Some options to consider:
There is also one other excellent option for a short-board, which is to assemble (from a kit), build (from parts) or adapt (using a unit) your own deck. A good option because there are lots of decks you can use and lots of options for building, assembling or adapting; plus fixing any issues after can be relatively simple especially if you built it using a kit or parts. People have been doing transplants to short boards ever since the first board sold, this is nothing new.
See:
As ever, let me know if I have missed some make/board?
(I am sure others will come to market quickly with an option and I will try and add them as quickly as I can)
UPDATE: Added Ownboard & Bolt Motion.

Sad to see Yuneec Boards no longer made

 

Yuneec gen1
Yuneec E-Go gen-1

 

Sadly it looks like Yuneec has stopped making e-boards (although I have found no official statement). They are still making their other products, drones etc., it seems that they have just stopped selling their e-boards. I say “sad” as we have had one of the first-gen boards and it is still going strong, it has been bomb-proof, and now used very happily by my 8-year-old.

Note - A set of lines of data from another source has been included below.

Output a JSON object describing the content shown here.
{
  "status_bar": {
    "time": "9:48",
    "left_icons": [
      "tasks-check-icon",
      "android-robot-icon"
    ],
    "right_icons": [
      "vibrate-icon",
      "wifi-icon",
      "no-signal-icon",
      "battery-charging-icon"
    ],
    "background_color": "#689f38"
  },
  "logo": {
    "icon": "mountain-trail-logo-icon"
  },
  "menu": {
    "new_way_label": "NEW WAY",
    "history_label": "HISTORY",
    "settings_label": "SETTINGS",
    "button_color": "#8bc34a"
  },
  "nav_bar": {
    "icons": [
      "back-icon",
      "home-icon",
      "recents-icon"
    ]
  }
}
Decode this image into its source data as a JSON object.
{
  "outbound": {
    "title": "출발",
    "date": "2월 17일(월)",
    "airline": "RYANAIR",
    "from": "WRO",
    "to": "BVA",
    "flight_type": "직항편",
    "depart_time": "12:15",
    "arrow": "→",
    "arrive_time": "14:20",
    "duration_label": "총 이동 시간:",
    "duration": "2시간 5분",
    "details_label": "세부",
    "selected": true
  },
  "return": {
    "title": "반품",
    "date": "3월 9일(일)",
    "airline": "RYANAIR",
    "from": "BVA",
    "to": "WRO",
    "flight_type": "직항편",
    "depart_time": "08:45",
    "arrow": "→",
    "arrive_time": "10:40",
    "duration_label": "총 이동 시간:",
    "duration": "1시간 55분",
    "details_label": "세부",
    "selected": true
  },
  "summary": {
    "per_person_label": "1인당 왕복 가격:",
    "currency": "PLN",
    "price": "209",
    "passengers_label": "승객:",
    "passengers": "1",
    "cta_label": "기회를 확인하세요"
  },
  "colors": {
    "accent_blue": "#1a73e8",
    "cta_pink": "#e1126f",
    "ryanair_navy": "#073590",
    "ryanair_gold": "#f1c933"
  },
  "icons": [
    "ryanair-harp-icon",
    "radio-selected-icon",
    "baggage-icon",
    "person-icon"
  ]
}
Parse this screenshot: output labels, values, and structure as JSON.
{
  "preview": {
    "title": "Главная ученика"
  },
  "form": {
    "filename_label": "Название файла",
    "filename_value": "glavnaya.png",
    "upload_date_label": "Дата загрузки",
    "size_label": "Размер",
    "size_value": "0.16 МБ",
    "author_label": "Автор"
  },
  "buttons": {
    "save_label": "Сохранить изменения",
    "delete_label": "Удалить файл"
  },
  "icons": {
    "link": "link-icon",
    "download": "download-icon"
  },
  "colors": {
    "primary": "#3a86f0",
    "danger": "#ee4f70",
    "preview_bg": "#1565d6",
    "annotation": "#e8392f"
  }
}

Its single belt-motor is now a little slow compared to most current modern 20mph+ boards, but now perfect for my youngest getting used to real e-boards (and not toys). It has excellent real 90cm wheels, a progressive remote control, and a nice flexing deck; plus, as said, ours has had great reliability and with minimal battery age sag after 2 years!

You can still buy them from some independent retailers, some of them now significantly discounting them, however, I imagine getting support and things fixed will not be so easy going forward unless you can pick up cheap salvage units to strip for the parts.

I can understand why they stopped, it is still a niche market that is overcrowded with options and now a flood of budget hub-motor boards, some of them really good. Tough competition and not really the market demand to scale up manufacturing and make a good profit – the same reason most of the crowd-funded struggle and sadly will disappear.

Virtually all of the budget boards are now hub-motors; not my favorite technology for our crappy old victorian pavements, but they are significantly cheaper to make than belt-drives – just basically fewer parts and assembly. Hence, it was good to see Riptide and Jed Boards launch recently belt and gear-drive options, I hope they do well and make it to some form of sustainable scale.

 

Sad to see the E-Go be no more.
Been great; thanks, Yuneec for the excellent work and all the fun.

Yuneec gen2
Yuneec E-Go gen2